Honestly, sometimes, it's best to say, "I don't know."  And rather than try to go through a whole answer that seems to make sense and try to make it sound intelligent, but to tell you the truth, I don't know. And sometimes, I guess, in a situation like this, you have to let the book speak for itself.  And you have to let the film speak for itself.

And maybe, if I was to say anything or have a stab at anything, and I try to sort of think of this almost dispassionately, is to say that, in a lot of cases, there weren't a whole lot of books and documentaries and things like that that really focused on the everyday of certain German people or communities.
Those are the stories I grew up on, where, for better or worse, too, that kids still had childhoods.  It's just that idea of just a childhood as well. Those were a lot of the stories my mom and dad told me.

Then the idea of the German people who didn't want to fly the Nazi flag, which my mom's foster father didn't want to do or my dad himself, he was just a kid.  And he was forced to go to the Hitler Youth.  And he didn't really want to because he thought it was boring. He said, "This is bloody stupid, this Hitler Youth stuff." And so, he went to the river and threw rocks in the water and stones in the water just for the whole time that he should've been at Hitler Youth.

In a way, maybe it's just a few little pockets of things and those little stories that just show a slightly different side to things as just stories themselves. Maybe that's the best way to think of it contributing. But, in the end, I think the film has to speak for itself.  And the book has to speak for itself.  And hopefully, the book does, and the film will.

We're giving away a copy of the movie tie-in edition of The Book Thief plus a $25 Visa card so you can see the film. To enter, leave a comment with the scene from the book that you're most looking forward to seeing on screen. (U.S. residents only -- sorry, international readers!)
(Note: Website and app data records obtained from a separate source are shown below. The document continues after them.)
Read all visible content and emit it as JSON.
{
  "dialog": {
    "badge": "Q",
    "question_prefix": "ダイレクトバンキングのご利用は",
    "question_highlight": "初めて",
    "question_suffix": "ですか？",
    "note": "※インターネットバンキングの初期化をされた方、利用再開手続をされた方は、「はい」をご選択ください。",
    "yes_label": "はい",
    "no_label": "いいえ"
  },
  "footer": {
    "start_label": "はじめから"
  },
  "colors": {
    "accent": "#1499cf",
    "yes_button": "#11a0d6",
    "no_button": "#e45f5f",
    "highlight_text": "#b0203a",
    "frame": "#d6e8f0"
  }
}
Posh Deluxe's photo About the Author: Sarah lives in Austin, TX, where she programs films at the Alamo Drafthouse. Sarah enjoys fancy cocktails, dance parties and anything that sparkles (except vampires).